[[ Records to process open ]]

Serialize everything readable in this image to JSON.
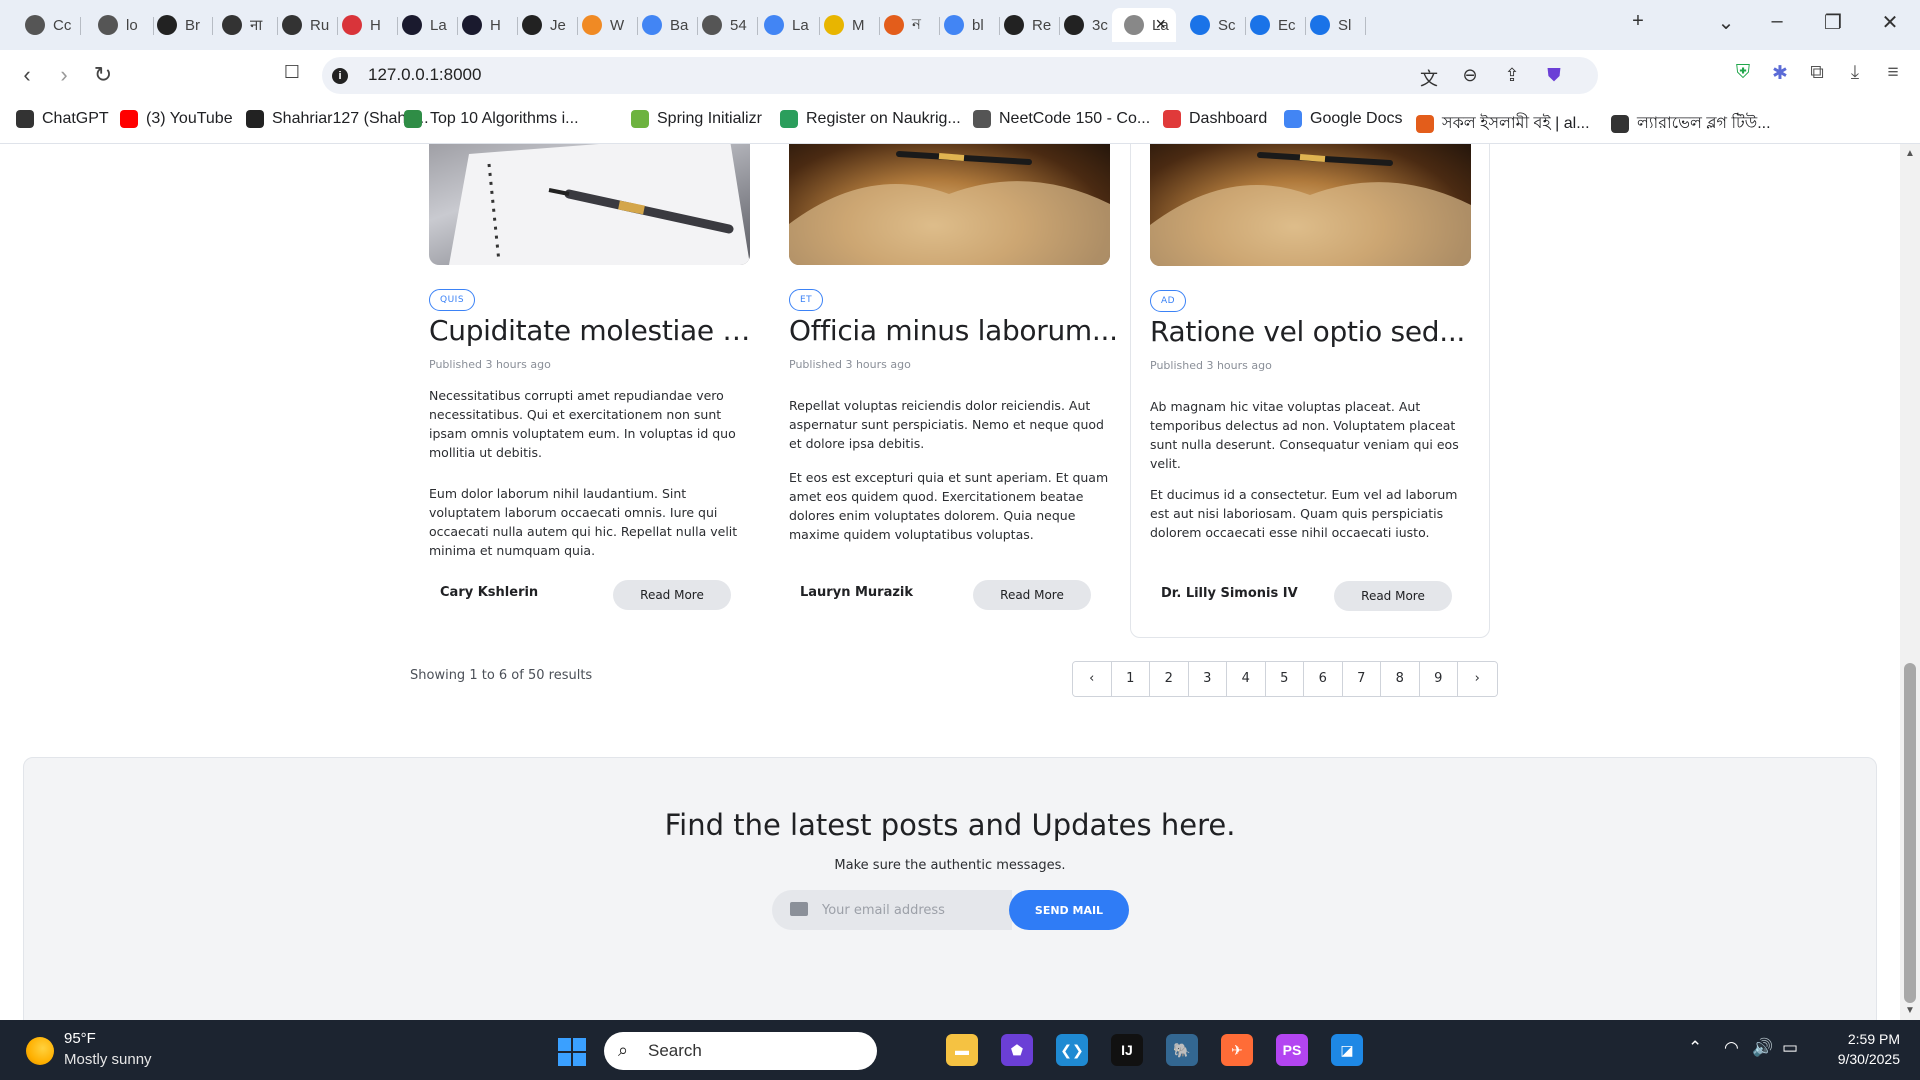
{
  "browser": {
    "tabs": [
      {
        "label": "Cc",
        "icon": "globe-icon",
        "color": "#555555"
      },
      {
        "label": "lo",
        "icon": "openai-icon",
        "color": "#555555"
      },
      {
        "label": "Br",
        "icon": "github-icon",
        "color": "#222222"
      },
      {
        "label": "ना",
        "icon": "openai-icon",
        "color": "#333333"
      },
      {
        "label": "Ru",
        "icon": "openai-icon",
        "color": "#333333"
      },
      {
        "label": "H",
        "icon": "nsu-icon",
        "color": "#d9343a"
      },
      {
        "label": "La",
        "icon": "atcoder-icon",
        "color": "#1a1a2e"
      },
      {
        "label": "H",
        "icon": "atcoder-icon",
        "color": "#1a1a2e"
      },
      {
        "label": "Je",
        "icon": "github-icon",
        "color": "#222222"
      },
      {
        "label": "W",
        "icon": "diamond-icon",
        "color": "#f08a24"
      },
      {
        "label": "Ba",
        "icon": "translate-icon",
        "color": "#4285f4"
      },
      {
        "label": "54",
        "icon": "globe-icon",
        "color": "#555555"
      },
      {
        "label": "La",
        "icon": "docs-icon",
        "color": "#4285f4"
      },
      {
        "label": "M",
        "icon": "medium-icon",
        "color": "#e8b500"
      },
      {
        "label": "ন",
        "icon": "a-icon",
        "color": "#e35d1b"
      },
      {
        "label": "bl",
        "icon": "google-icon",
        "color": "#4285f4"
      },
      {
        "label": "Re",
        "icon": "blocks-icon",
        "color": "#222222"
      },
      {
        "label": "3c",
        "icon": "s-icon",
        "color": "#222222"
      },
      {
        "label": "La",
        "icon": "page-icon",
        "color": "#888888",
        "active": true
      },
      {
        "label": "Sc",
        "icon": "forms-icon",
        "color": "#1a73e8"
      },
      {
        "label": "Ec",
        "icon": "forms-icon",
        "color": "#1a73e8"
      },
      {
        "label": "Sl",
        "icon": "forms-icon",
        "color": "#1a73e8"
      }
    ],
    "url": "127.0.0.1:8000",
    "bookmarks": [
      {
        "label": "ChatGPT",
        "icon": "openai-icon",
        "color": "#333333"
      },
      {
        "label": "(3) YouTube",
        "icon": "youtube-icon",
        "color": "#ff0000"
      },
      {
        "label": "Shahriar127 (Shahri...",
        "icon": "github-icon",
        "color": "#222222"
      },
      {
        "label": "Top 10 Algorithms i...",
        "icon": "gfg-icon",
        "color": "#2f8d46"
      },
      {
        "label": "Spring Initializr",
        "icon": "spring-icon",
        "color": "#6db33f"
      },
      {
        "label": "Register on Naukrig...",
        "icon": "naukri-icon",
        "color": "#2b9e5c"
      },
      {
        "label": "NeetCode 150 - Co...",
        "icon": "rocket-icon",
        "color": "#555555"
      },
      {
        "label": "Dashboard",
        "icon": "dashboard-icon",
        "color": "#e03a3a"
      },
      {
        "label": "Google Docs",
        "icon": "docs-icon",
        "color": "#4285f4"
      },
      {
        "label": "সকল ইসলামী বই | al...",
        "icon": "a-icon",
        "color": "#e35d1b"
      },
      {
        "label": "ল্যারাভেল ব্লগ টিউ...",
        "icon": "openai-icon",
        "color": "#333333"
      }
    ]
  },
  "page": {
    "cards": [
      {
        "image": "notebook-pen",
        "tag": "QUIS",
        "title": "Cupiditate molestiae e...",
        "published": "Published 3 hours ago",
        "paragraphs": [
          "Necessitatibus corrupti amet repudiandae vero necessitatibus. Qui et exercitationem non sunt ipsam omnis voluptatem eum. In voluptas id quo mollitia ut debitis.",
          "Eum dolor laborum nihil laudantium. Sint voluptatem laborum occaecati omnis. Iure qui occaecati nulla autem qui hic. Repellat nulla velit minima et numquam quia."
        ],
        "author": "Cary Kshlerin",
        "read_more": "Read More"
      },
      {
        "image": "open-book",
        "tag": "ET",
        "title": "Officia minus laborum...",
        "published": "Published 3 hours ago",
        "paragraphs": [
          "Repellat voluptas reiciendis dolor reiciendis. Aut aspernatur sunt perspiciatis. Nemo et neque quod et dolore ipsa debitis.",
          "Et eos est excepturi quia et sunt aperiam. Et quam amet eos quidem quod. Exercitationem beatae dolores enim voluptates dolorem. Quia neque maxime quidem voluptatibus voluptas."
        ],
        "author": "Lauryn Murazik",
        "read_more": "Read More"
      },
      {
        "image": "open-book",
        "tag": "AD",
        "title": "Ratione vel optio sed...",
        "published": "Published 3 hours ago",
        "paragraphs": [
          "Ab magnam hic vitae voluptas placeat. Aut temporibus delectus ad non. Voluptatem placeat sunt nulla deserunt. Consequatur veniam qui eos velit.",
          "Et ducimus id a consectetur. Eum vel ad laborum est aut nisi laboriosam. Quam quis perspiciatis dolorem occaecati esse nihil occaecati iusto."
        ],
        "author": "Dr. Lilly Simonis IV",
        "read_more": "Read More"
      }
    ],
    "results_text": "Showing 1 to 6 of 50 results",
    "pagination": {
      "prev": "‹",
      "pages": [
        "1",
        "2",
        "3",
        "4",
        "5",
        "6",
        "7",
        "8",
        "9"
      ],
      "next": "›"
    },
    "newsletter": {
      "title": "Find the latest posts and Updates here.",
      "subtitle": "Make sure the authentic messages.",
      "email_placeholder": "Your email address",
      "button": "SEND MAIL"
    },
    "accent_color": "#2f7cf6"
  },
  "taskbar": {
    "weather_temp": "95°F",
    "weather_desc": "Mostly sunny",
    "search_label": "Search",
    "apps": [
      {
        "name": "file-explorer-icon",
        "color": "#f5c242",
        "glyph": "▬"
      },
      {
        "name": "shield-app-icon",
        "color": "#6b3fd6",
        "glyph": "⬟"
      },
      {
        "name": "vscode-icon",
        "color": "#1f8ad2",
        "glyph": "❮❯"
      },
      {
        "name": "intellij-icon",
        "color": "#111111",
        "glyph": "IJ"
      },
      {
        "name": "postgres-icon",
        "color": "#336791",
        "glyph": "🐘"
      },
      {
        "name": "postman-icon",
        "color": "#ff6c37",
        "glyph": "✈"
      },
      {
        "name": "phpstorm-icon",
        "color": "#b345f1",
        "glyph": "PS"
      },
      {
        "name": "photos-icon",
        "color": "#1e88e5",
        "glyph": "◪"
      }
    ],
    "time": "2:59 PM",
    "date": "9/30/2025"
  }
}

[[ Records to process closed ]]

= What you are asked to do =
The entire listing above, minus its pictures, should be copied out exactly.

= Solution to the problem =
Serialize everything readable in this image to JSON.
{
  "browser": {
    "tabs": [
      {
        "label": "Cc",
        "icon": "globe-icon",
        "color": "#555555"
      },
      {
        "label": "lo",
        "icon": "openai-icon",
        "color": "#555555"
      },
      {
        "label": "Br",
        "icon": "github-icon",
        "color": "#222222"
      },
      {
        "label": "ना",
        "icon": "openai-icon",
        "color": "#333333"
      },
      {
        "label": "Ru",
        "icon": "openai-icon",
        "color": "#333333"
      },
      {
        "label": "H",
        "icon": "nsu-icon",
        "color": "#d9343a"
      },
      {
        "label": "La",
        "icon": "atcoder-icon",
        "color": "#1a1a2e"
      },
      {
        "label": "H",
        "icon": "atcoder-icon",
        "color": "#1a1a2e"
      },
      {
        "label": "Je",
        "icon": "github-icon",
        "color": "#222222"
      },
      {
        "label": "W",
        "icon": "diamond-icon",
        "color": "#f08a24"
      },
      {
        "label": "Ba",
        "icon": "translate-icon",
        "color": "#4285f4"
      },
      {
        "label": "54",
        "icon": "globe-icon",
        "color": "#555555"
      },
      {
        "label": "La",
        "icon": "docs-icon",
        "color": "#4285f4"
      },
      {
        "label": "M",
        "icon": "medium-icon",
        "color": "#e8b500"
      },
      {
        "label": "ন",
        "icon": "a-icon",
        "color": "#e35d1b"
      },
      {
        "label": "bl",
        "icon": "google-icon",
        "color": "#4285f4"
      },
      {
        "label": "Re",
        "icon": "blocks-icon",
        "color": "#222222"
      },
      {
        "label": "3c",
        "icon": "s-icon",
        "color": "#222222"
      },
      {
        "label": "La",
        "icon": "page-icon",
        "color": "#888888",
        "active": true
      },
      {
        "label": "Sc",
        "icon": "forms-icon",
        "color": "#1a73e8"
      },
      {
        "label": "Ec",
        "icon": "forms-icon",
        "color": "#1a73e8"
      },
      {
        "label": "Sl",
        "icon": "forms-icon",
        "color": "#1a73e8"
      }
    ],
    "url": "127.0.0.1:8000",
    "bookmarks": [
      {
        "label": "ChatGPT",
        "icon": "openai-icon",
        "color": "#333333"
      },
      {
        "label": "(3) YouTube",
        "icon": "youtube-icon",
        "color": "#ff0000"
      },
      {
        "label": "Shahriar127 (Shahri...",
        "icon": "github-icon",
        "color": "#222222"
      },
      {
        "label": "Top 10 Algorithms i...",
        "icon": "gfg-icon",
        "color": "#2f8d46"
      },
      {
        "label": "Spring Initializr",
        "icon": "spring-icon",
        "color": "#6db33f"
      },
      {
        "label": "Register on Naukrig...",
        "icon": "naukri-icon",
        "color": "#2b9e5c"
      },
      {
        "label": "NeetCode 150 - Co...",
        "icon": "rocket-icon",
        "color": "#555555"
      },
      {
        "label": "Dashboard",
        "icon": "dashboard-icon",
        "color": "#e03a3a"
      },
      {
        "label": "Google Docs",
        "icon": "docs-icon",
        "color": "#4285f4"
      },
      {
        "label": "সকল ইসলামী বই | al...",
        "icon": "a-icon",
        "color": "#e35d1b"
      },
      {
        "label": "ল্যারাভেল ব্লগ টিউ...",
        "icon": "openai-icon",
        "color": "#333333"
      }
    ]
  },
  "page": {
    "cards": [
      {
        "image": "notebook-pen",
        "tag": "QUIS",
        "title": "Cupiditate molestiae e...",
        "published": "Published 3 hours ago",
        "paragraphs": [
          "Necessitatibus corrupti amet repudiandae vero necessitatibus. Qui et exercitationem non sunt ipsam omnis voluptatem eum. In voluptas id quo mollitia ut debitis.",
          "Eum dolor laborum nihil laudantium. Sint voluptatem laborum occaecati omnis. Iure qui occaecati nulla autem qui hic. Repellat nulla velit minima et numquam quia."
        ],
        "author": "Cary Kshlerin",
        "read_more": "Read More"
      },
      {
        "image": "open-book",
        "tag": "ET",
        "title": "Officia minus laborum...",
        "published": "Published 3 hours ago",
        "paragraphs": [
          "Repellat voluptas reiciendis dolor reiciendis. Aut aspernatur sunt perspiciatis. Nemo et neque quod et dolore ipsa debitis.",
          "Et eos est excepturi quia et sunt aperiam. Et quam amet eos quidem quod. Exercitationem beatae dolores enim voluptates dolorem. Quia neque maxime quidem voluptatibus voluptas."
        ],
        "author": "Lauryn Murazik",
        "read_more": "Read More"
      },
      {
        "image": "open-book",
        "tag": "AD",
        "title": "Ratione vel optio sed...",
        "published": "Published 3 hours ago",
        "paragraphs": [
          "Ab magnam hic vitae voluptas placeat. Aut temporibus delectus ad non. Voluptatem placeat sunt nulla deserunt. Consequatur veniam qui eos velit.",
          "Et ducimus id a consectetur. Eum vel ad laborum est aut nisi laboriosam. Quam quis perspiciatis dolorem occaecati esse nihil occaecati iusto."
        ],
        "author": "Dr. Lilly Simonis IV",
        "read_more": "Read More"
      }
    ],
    "results_text": "Showing 1 to 6 of 50 results",
    "pagination": {
      "prev": "‹",
      "pages": [
        "1",
        "2",
        "3",
        "4",
        "5",
        "6",
        "7",
        "8",
        "9"
      ],
      "next": "›"
    },
    "newsletter": {
      "title": "Find the latest posts and Updates here.",
      "subtitle": "Make sure the authentic messages.",
      "email_placeholder": "Your email address",
      "button": "SEND MAIL"
    },
    "accent_color": "#2f7cf6"
  },
  "taskbar": {
    "weather_temp": "95°F",
    "weather_desc": "Mostly sunny",
    "search_label": "Search",
    "apps": [
      {
        "name": "file-explorer-icon",
        "color": "#f5c242",
        "glyph": "▬"
      },
      {
        "name": "shield-app-icon",
        "color": "#6b3fd6",
        "glyph": "⬟"
      },
      {
        "name": "vscode-icon",
        "color": "#1f8ad2",
        "glyph": "❮❯"
      },
      {
        "name": "intellij-icon",
        "color": "#111111",
        "glyph": "IJ"
      },
      {
        "name": "postgres-icon",
        "color": "#336791",
        "glyph": "🐘"
      },
      {
        "name": "postman-icon",
        "color": "#ff6c37",
        "glyph": "✈"
      },
      {
        "name": "phpstorm-icon",
        "color": "#b345f1",
        "glyph": "PS"
      },
      {
        "name": "photos-icon",
        "color": "#1e88e5",
        "glyph": "◪"
      }
    ],
    "time": "2:59 PM",
    "date": "9/30/2025"
  }
}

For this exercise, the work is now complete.